In an outpouring of long-simmering tensions between rideshare companies and drivers whose wages have been on the decline, hundreds affiliated or acting in solidarity with grassroots group Drivers United turned out on Monday to picket an Uber Greenlight hub in Redondo Beach, California.
Inciting today’s action was a 25-per cent decrease in per-mile rates rolled out to Los Angeles-area drivers in recent weeks. “We have seen them take 54 per cent of our pay while they are worth billions, but never before have they been so callous, so brazen” as the recent mileage rate cut, one passionate worker said before the crowd of picketers today—as well as to strikers watching on the livestream from elsewhere.
“The fact that these vultures have driven people to homelessness in their pursuit of greed is a blight upon our country.”
Hundreds of #Uber and #Lyft drivers are on strike until 1:00 Thursday morning. They’re protesting a 25% pay cut — outside of the @Uber Greenlight Hub in #RedondoBeach which could delay your ride-share pickup times. @NBCLA @_drivers_united #strikeuberlyft pic.twitter.com/qFTZKE4zMX
— Gene Kang (@GeneKangTV) March 25, 2019
As we previously reported, Drivers United aren’t merely hoping to restore the per-mile rate that previously was in place.
Workers are hoping to win guaranteed minimum pay similar to what New York recently voted to enact, as well as a 10-per cent commission cap for rideshare companies, and an end to driver deactivations without just cause.
Supporting the strike effort were the New York Taxi Workers Alliance, Amalgamated Transit Union, the National Union of Healthcare Workers, and 2020 presidential hopeful Senator Bernie Sanders.
I stand with Uber and Lyft drivers striking in LA. One job should be enough to make a decent living in America, especially for those working for multibillion-dollar companies. Drivers must be paid the wages they deserve. #StrikeUberLyft https://t.co/uyp8E0VkyR
— Bernie Sanders (@BernieSanders) March 25, 2019
“Uber and Lyft continue to destroy drivers’ lives, leaving them in poverty and debt, as the companies saturate streets, cut rates and syphon revenue from passenger fares into their own pockets,” NYTWA wrote in a statement to press.

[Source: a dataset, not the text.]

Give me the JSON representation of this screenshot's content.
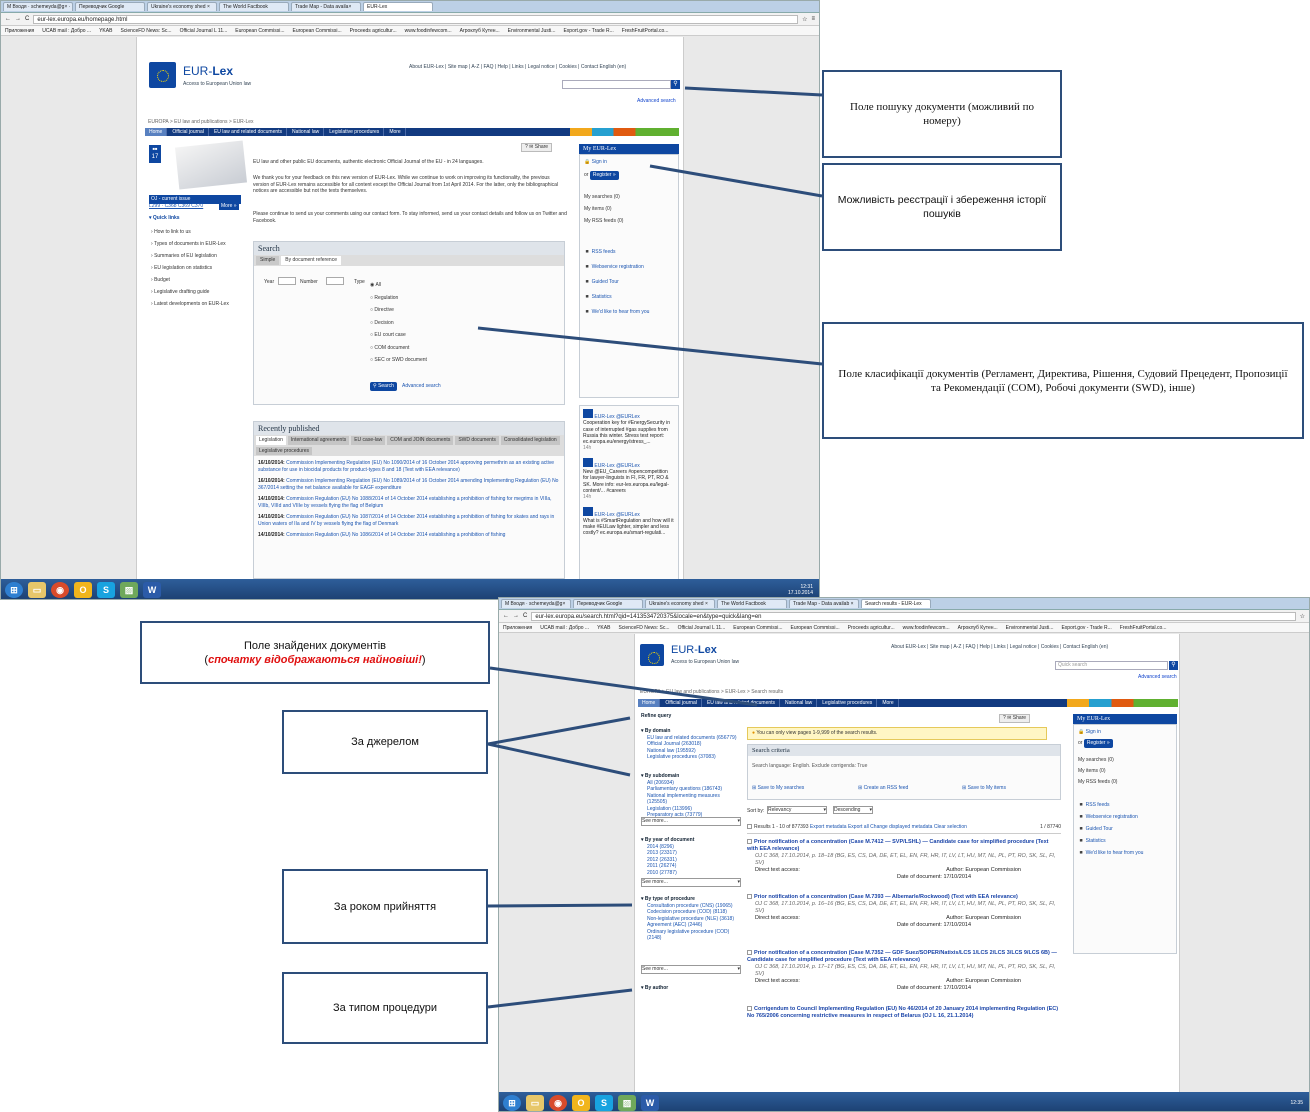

Similarly, ATU stated that “Uber and Lyft’s pattern of exploiting workers — and denying them basic rights such as a livable wage, affordable health insurance, overtime pay, retirement plans, workers’ compensation coverage, unemployment insurance and the right to join a union to collectively bargain on their own behalf—is deplorable.
It is disgusting that Uber would further slash driver pay from already unlivable levels, but, unfortunately, it is no longer surprising.”
Uber declined to provide a comment.
Drivers United’s picket and 25-hour protest are timed around Lyft’s recent initial public offering and Uber’s upcoming public offering. (It’s no surprise, then, that “homeless drivers with nowhere to go / say hell no to the IPO” was among the first chants at today’s picket.)
Gig Workers Rising, a similar coalition, organised in San Fransisco today to directly disrupt Lyft’s IPO roadshow.
Chanting, “Drivers, united, will never be defeated,” @lyft drivers & organizers march toward the Omni Hotel in #SF, where company execs are meeting w/investors ahead of an IPO. One driver tells me when he started few years ago, he could make decent $. Now? “Barely min. wage” pic.twitter.com/A46Uc5o2ov
— Sam Brock (@SamBrockNBC) March 25, 2019
Nicole Moore, an activist with Drivers United, told the crowd California Governor Gavin Newsom had finally agreed to meet with the organisation to hear their concerns. (We’ve reached out to Gov. Newsom’s office and will update if we hear back.)
The protesters intend to continue picketing outside the Greenlight Hub until 3pm local time. They then intend to march to an LAX parking lot where they hope to convince incoming fliers to avoid ridersharing apps until the strike ends.